The long, meandering coastlines of Guanacaste and Puntarenas provinces offer up many a beautiful bay and deserted beach – head to the Nicoya Peninsula for some of the wildest. The Manuel Antonio National Park is one of the country’s loveliest, with its sandy coastline and rainforest habitat home to a kaleidoscope of colourful wildlife, from capuchin monkeys and toucans to the rare three-toed sloth.

The Caribbean Coast

This region of Costa Rica has a different feel to the rest of the country, with its mix of West Indian immigrants and indigenous peoples. Head to Tortuguero National Park to visit the sea turtles, to Chirripó for volcanic vistas and to Cahuito for the coral reefs. The biggest city on the Caribbean coast is the busy working port of Limón.

Flight time

Sit back and relax: it takes about eleven and a half hours to fly from the UK to Costa Rica.


Colon -

The currency in Costa Rica is the colon. The colon has notes in denominations of 50,000, 20,000, 10,000, 5,000, 2,000 and 1,000 colones. Coins are issued for 500, 100, 50, 25, 20, 10 and 5 colones.

It’s a good idea to bring low-denomination US notes also: sterling isn’t easily exchanged so leave it at home. Larger retailers accept major credit cards.

Travellers cheques are difficult to cash and are becoming less widely accepted, so it’s best not to bring these at all.

Passports and visas

It’s a good idea to carry a photocopy of your passport. UK citizens can stay in the country for up to 90 days without requiring a visa.

Visit GOV.UK for more advice on passports and visas.


Hello – Hola!

Good morning – Buenos dias

Good afternoon/evening – Buenas tardes

Good night – Buenas noches

Goodbye – Adios

Thank you – Gracias

This gentleman/lady will pay for everything – Este hombre/caballero pagará por todo – Esta mujer/dame pagará por todo


Costa Rica is six hours behind GMT (seven from April to October).


Most sockets take the standard North American-style flat two-pin plugs so an adaptor is needed for British electrical appliances.

You’re unlikely to find one in Costa Rica so bring one with you.


Spanish; Castilian -

The official language is Spanish, and the Costa Ricans claim that they speak the purest Spanish in Latin America!

A uniquely Costa Rican greeting is ‘pura vida’, which translates as ‘pure life’ and means ‘going great’.


An important part of the culture in Costa Rica, tipping is usually expected and always appreciated. You should give the porter around $1 per bag and the maid around $2 a day: it’s a good idea to leave your largest tip on the first day to guarantee first-class service!

As for taxi drivers, you should round up the fare to the nearest dollar. However, if you are on a long journey or the traffic is bad, you should leave a little more.


Despite its small size, Costa Rice has a variety of microclimates, which makes it difficult to typify the weather.

It’s a tropical country so expect rain, especially between May and November.

March through to May are usually the hottest months and the average annual temperature is between 21 ºC and 27 ºC.

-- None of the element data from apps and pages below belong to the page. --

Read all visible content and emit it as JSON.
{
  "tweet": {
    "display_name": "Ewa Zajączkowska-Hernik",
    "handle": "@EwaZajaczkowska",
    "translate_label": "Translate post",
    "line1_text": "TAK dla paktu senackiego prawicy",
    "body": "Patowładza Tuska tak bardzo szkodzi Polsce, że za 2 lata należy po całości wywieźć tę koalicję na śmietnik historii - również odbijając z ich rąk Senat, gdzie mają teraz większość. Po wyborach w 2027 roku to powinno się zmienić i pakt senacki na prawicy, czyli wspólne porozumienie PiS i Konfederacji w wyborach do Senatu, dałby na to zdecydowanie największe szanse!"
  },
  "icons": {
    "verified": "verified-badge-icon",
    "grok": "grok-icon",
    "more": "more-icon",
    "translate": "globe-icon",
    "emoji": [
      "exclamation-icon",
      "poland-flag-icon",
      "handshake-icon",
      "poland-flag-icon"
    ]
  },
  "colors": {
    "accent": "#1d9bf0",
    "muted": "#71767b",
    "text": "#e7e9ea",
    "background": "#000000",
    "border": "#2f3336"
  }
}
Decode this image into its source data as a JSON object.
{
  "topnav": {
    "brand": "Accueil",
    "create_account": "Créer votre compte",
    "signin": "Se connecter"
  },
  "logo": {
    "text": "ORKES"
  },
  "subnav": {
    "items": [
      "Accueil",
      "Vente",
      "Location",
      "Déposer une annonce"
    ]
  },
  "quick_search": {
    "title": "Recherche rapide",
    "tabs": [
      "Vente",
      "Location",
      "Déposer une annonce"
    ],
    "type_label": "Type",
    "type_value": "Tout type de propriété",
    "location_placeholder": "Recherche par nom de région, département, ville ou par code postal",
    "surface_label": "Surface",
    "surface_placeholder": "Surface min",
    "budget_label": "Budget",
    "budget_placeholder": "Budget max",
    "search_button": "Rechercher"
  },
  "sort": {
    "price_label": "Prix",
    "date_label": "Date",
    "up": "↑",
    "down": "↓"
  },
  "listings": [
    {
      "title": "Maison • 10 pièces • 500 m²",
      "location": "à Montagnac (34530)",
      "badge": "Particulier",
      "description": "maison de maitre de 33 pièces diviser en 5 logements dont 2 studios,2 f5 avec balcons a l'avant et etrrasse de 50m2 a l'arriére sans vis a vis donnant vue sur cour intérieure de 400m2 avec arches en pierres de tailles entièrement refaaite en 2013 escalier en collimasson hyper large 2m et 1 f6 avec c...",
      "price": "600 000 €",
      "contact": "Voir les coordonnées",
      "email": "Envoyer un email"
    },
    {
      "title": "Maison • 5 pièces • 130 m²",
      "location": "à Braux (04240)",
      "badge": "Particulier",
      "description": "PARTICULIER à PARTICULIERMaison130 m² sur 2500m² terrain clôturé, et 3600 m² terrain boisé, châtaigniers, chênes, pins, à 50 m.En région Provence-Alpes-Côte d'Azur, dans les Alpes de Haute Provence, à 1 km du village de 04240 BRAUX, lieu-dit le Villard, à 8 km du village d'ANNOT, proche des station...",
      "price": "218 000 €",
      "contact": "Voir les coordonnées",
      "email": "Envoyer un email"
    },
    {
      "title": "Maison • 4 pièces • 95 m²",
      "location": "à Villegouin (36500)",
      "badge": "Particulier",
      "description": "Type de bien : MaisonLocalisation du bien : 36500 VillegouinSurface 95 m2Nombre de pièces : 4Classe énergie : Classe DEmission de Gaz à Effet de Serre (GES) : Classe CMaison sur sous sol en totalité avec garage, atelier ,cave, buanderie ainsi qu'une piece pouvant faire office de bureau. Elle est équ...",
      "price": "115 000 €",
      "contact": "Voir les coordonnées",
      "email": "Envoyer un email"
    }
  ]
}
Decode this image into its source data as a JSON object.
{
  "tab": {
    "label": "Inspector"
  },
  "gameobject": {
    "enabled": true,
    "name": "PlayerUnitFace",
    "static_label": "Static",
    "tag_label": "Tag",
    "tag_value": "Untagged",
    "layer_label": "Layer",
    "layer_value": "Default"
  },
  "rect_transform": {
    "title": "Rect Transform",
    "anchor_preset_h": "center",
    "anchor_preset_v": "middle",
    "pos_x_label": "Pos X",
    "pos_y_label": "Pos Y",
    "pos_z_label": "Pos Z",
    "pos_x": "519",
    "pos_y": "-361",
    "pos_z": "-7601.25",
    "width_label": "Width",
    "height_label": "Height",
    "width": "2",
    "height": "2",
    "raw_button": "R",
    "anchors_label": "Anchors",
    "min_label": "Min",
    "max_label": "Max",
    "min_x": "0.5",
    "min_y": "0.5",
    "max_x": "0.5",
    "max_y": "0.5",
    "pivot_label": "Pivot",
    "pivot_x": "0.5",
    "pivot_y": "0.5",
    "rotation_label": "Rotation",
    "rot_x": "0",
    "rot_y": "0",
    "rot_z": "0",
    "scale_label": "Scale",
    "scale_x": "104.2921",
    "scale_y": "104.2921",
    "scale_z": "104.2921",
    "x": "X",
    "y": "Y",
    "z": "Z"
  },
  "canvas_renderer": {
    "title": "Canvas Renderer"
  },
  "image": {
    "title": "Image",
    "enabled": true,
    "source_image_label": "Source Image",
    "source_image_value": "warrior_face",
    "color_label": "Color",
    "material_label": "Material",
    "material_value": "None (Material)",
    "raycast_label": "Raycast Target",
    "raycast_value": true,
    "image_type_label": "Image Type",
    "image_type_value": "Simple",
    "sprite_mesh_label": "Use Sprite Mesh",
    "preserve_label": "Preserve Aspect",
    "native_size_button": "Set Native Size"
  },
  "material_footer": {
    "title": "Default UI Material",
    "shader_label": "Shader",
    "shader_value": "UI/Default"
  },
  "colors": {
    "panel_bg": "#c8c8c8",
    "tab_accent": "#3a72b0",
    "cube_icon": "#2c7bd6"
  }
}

As health information can change at any time, we’d advise you to consult your GP at least 12 weeks before departure.

Country-specific information and advice on possible health risks is also published by the National Travel Health Network and Centre and the Foreign, Commonwealth & Development Office provides important health and safety information for British nationals travelling abroad.

Population and size

The population of Costa Rica is just over four-and-a-half million, which is about the same number as Ireland.

Subject to planning permission, you could fit Costa Rica into the UK five times over.


Smoking is banned in all public spaces, including bars and restaurants.